FEASTCON Showcased the Best of Shanghai’s Food and Beverage Scene

We sampled snacks, wine, and baijiu cocktails while listening to thought-provoking talks on Chinese cuisine at home and abroad

1 0
Simon Frank
6:04 PM HKT, Wed March 20, 2024 2 mins read

This past weekend, RADII hit up FEASTCON, an annual gathering for Shanghai’s food and beverage scene organized by SOCIAL SUPPLY x Feast in China at Station 1907. Bringing together stalls from restaurants and food businesses along with an impressive line-up of guest speakers and workshops, it was the perfect opportunity to get a taste of Shanghai’s culinary community. Overall, the event gave a sense of the excitement and passion that’s driving food and drink businesses in the city — and Chinese food globally — as well as some of the challenges ahead.

On FEASTCON’s second and final day, Sunday, March 17, we sampled some perfectly al dente pasta from JE&JO, a glass of vividly orange Ningxia natural wine via China Wine Club, and a slightly intense baijiu-based cocktail before grabbing a seat to listen in on some guest lectures.

First up was Xiaopu winemaker Ian Dai, who RADII joined on visits to China’s wine regions late last year. His talk highlighted the enormous progress that Chinese winemaking has made over the past two decades, while also revealing some surprising facts about its history — who knew that wine grapes were grown outside of Beijing in the 1920s for the city’s foreign population? Dai emphasized that the growth of vineyards was a gradual process, with years of experimentation sometimes necessary before a glass of drinkable wine can be produced. As he explained, the rapid expansion of infrastructure has made winemaking more feasible in remote areas, but taking the next step forward may require greater understanding and exchange between urban and rural China.

Ian Dai points out China's wine regions

Ian Dai points out China’s wine regions. Image courtesy Social Supply / FEASTCON.

Back in the big city, long term Shanghai resident Rachel Gouk, founder of the food blog and WeChat account Nomfluence, broke down her observations on how the metropolis’ food scene has evolved since the turn of the millennium. She took us from a time when Western food was almost nonexistent, and Chinese food often just meant Shanghainese and Cantonese, to today’s diversified, micro-trend driven “Wanghong” (网红, influencer) economy. While concerned about the knock-on effects of an online culture which leads diners to visit an establishment once, photograph its signature dish, and never return, she closed on a positive note by praising the discerning palates of Shanghai foodies.
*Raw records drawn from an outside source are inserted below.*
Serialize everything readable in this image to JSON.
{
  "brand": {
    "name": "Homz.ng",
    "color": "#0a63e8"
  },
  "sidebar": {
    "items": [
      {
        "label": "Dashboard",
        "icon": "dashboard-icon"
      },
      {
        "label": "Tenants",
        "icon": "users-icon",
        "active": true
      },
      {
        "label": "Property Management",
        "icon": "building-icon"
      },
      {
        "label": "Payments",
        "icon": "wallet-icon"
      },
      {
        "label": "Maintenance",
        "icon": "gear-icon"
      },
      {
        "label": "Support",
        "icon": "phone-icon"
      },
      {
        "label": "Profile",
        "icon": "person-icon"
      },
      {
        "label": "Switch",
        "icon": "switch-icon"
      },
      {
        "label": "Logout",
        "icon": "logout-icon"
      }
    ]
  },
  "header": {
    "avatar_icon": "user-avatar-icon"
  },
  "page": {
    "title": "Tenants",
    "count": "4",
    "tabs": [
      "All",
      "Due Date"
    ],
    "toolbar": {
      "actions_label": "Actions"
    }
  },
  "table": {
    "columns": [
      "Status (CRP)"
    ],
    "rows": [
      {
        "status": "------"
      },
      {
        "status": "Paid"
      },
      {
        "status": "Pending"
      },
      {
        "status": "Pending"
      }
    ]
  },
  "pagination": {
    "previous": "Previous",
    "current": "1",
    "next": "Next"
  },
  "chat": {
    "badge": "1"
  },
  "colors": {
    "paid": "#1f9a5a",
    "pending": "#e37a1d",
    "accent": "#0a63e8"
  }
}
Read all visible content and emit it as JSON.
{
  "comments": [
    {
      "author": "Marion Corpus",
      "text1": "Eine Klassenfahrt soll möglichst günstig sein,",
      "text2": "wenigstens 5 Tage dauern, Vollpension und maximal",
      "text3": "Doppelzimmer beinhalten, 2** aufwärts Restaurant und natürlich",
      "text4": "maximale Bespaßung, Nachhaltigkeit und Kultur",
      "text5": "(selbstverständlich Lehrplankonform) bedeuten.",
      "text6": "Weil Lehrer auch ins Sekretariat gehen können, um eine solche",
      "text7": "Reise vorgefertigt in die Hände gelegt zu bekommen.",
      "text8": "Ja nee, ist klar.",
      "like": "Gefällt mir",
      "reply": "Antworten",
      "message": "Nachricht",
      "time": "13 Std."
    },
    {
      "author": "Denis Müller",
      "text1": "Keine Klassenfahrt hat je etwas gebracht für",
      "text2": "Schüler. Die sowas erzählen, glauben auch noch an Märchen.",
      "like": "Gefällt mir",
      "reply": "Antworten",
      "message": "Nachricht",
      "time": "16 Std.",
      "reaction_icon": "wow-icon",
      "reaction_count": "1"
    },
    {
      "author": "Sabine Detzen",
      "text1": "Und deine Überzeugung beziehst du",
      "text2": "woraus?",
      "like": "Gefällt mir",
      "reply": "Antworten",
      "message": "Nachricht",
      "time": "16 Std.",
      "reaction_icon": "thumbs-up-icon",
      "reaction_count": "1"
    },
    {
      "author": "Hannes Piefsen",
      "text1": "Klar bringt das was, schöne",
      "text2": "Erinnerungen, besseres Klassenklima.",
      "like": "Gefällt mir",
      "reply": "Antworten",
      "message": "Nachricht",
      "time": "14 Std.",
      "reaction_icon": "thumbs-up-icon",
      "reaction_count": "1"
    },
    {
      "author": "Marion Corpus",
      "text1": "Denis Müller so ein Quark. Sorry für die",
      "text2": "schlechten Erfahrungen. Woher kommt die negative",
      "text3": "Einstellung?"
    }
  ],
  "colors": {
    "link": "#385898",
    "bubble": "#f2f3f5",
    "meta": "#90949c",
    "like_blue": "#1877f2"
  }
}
Chef and food media personality Lucas Sin then took to the stage for his talk “Chinese Food, Outside of China.” Taking Thai food as a case study, he explored how so-called ethnic cuisines are branded in America, and underscored the influence of Chaoshan (Teochew) cooking on many dishes considered to be quintessentially Thai. Cheerfully admitting that he may have been betraying his profession, he challenged a “chef-centric” model of culinary innovation. Sin instead put forward a “people-centric” model of humble cooks simply making delicious — and profitable — food in the conditions they found themselves in. He gave the example of yaka mein, a New Orleans noodle dish that has Chinese roots but is today primarily associated with the city’s Black community. The noodle soup’s vague definition and obscure history just go to show the degree to which Chinese diaspora cooking is still understudied.

Lucas Sin in action in Bangkok.

Indeed, it felt like what made FEASTCON special was the chance for food and beverage professionals to exchange information — whether business tips or the story of a Louisiana hangover cure. Speaking to RADII after his lecture, Dai noted “We didn’t use to have an event in which we could combine all our knowledge together. I think at FEASTCON we can group F&B people together, share a little bit, and gradually accumulate knowledge. It’s very important.”

Banner image courtesy Social Supply / FEASTCON.

Join the Conversation
Write comment

Pour yourself a stiff one, we'll be with you in a minut